Image of Lethal Weapon 1 poster found HERE and used under Fair Use laws.

4. A sticking throttle is not a death sentence. This happens in horror flicks a lot and might creep up in your stories post Toyota's throttle sticking scandal. There are three ways to survive this in every car ever built.

Number one, turn off the ignition. This will kill the engine and you will slow down gradually.

Number two, step hard on the brakes. Every car built in the last 50 years, if not longer, has stronger brakes than engines.

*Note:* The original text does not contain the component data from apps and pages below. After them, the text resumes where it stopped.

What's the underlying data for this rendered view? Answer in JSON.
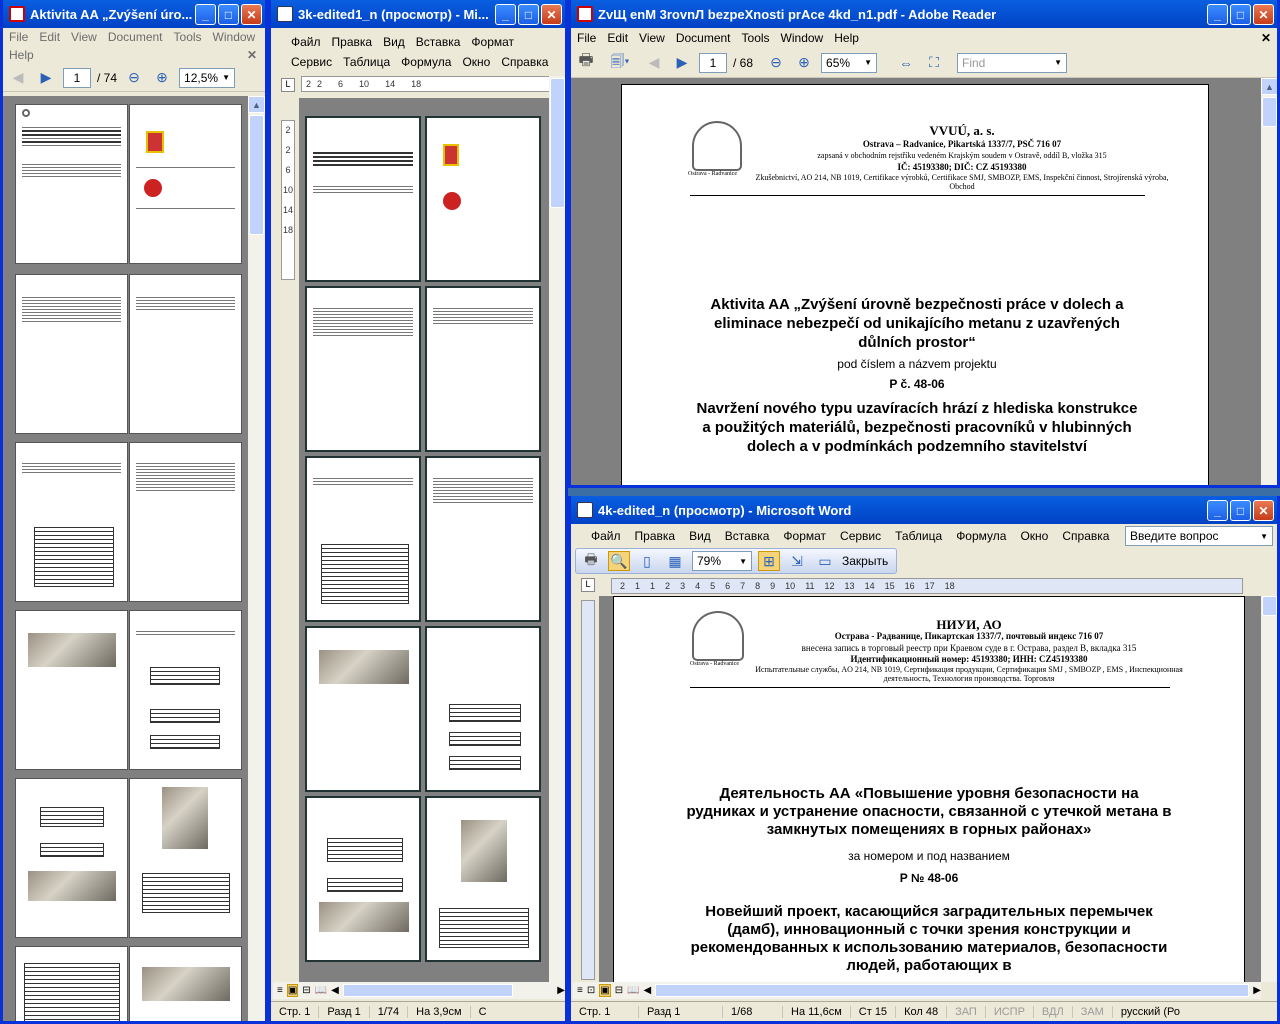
{
  "win1": {
    "title": "Aktivita AA „Zvýšení úro...",
    "menu": [
      "File",
      "Edit",
      "View",
      "Document",
      "Tools",
      "Window",
      "Help"
    ],
    "page_num": "1",
    "page_total": "/ 74",
    "zoom": "12,5%"
  },
  "win2": {
    "title": "3k-edited1_n (просмотр) - Mi...",
    "menu_row1": [
      "Файл",
      "Правка",
      "Вид",
      "Вставка",
      "Формат"
    ],
    "menu_row2": [
      "Сервис",
      "Таблица",
      "Формула",
      "Окно",
      "Справка"
    ],
    "ruler": [
      "2",
      "2",
      "6",
      "10",
      "14",
      "18"
    ],
    "vruler": [
      "2",
      "2",
      "6",
      "10",
      "14",
      "18"
    ],
    "status": {
      "page": "Стр. 1",
      "section": "Разд 1",
      "pages": "1/74",
      "pos": "На 3,9см",
      "extra": "С"
    }
  },
  "win3": {
    "title": "ZvЩ enM 3rovnЛ bezpeXnosti prAce 4kd_n1.pdf - Adobe Reader",
    "menu": [
      "File",
      "Edit",
      "View",
      "Document",
      "Tools",
      "Window",
      "Help"
    ],
    "page_num": "1",
    "page_total": "/ 68",
    "zoom": "65%",
    "find_placeholder": "Find",
    "doc": {
      "company": "VVUÚ, a. s.",
      "address": "Ostrava – Radvanice, Pikartská 1337/7, PSČ 716 07",
      "register": "zapsaná v obchodním rejstříku vedeném Krajským soudem v Ostravě, oddíl B, vložka 315",
      "ids": "IČ: 45193380; DIČ: CZ 45193380",
      "services": "Zkušebnictví, AO 214, NB 1019, Certifikace výrobků, Certifikace SMJ, SMBOZP, EMS, Inspekční činnost, Strojírenská výroba, Obchod",
      "logo_caption": "Ostrava - Radvanice",
      "heading": "Aktivita AA „Zvýšení úrovně bezpečnosti práce v dolech a eliminace nebezpečí od unikajícího metanu z uzavřených důlních prostor“",
      "sub": "pod číslem a názvem projektu",
      "project": "P č. 48-06",
      "title2": "Navržení nového typu uzavíracích hrází z hlediska konstrukce a použitých materiálů, bezpečnosti pracovníků v hlubinných dolech a v podmínkách podzemního stavitelství"
    }
  },
  "win4": {
    "title": "4k-edited_n (просмотр) - Microsoft Word",
    "menu": [
      "Файл",
      "Правка",
      "Вид",
      "Вставка",
      "Формат",
      "Сервис",
      "Таблица",
      "Формула",
      "Окно",
      "Справка"
    ],
    "ask_placeholder": "Введите вопрос",
    "zoom": "79%",
    "close_label": "Закрыть",
    "ruler": [
      "2",
      "1",
      "1",
      "2",
      "3",
      "4",
      "5",
      "6",
      "7",
      "8",
      "9",
      "10",
      "11",
      "12",
      "13",
      "14",
      "15",
      "16",
      "17",
      "18"
    ],
    "doc": {
      "company": "НИУИ, АО",
      "address": "Острава - Радванице, Пикартская 1337/7, почтовый индекс 716 07",
      "register": "внесена запись в торговый реестр при Краевом суде в г. Острава, раздел B, вкладка 315",
      "ids": "Идентификационный номер:  45193380;  ИНН: CZ45193380",
      "services": "Испытательные службы, AO 214, NB 1019, Сертификация продукции, Сертификация SMJ , SMBOZP , EMS , Инспекционная деятельность, Технология производства. Торговля",
      "logo_caption": "Ostrava - Radvanice",
      "heading": "Деятельность АА «Повышение уровня безопасности на рудниках и устранение опасности, связанной с утечкой метана в замкнутых помещениях в горных районах»",
      "sub": "за номером и под названием",
      "project": "P № 48-06",
      "title2": "Новейший проект, касающийся заградительных перемычек (дамб), инновационный с точки зрения конструкции и рекомендованных к использованию материалов, безопасности людей, работающих в"
    },
    "status": {
      "page": "Стр. 1",
      "section": "Разд 1",
      "pages": "1/68",
      "pos": "На 11,6см",
      "line": "Ст 15",
      "col": "Кол 48",
      "rec": "ЗАП",
      "trk": "ИСПР",
      "ext": "ВДЛ",
      "ovr": "ЗАМ",
      "lang": "русский (Ро"
    }
  }
}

Number three, take the transmission out of gear. If the car is an automatic, select "N," or if you want the same effect with lots of crunching noises and a huge repair bill, put it in park. If the car is a stick shift, put it in neutral. Doing this will probably destroy your engine, but it will for sure allow you to stop the car.

You can also choose any combination of those three ways. The smartest thing to do to avoid damage and come to a stop safely is to first step on the brakes and then turn off the ignition one click so that the engine turns off and you don’t engage the steering lock.

Stuff that won't work: the emergency brake, pumping the brakes, shifting into a lower gear.


  1. Great stuff! Exploding cars are so silly. I did see a car crash once when the radiator turned into a cloud of atomized coolant.

    I've also seen a car caught on fire by parking it on a bush. Even with all the alcohol in the back seat, it never exploded.

    The other popular one that really bugs is shooting gas cans with firearms. Even with tracer rounds, they are very difficult to ignite.

  2. I love anything with explosions! I caught Ben discussing this on CC and begged him to come to the blog for a reference.

    What I really need now is an excuse to blow up a car in my current WIP.

  3. Very cool. I watched a Mythbusters episode with my kiddoes not too long ago where they tried to blow up a car as it launched it off a cliff...and it was hard work to make that happen.

    Angela @ The Bookshelf Muse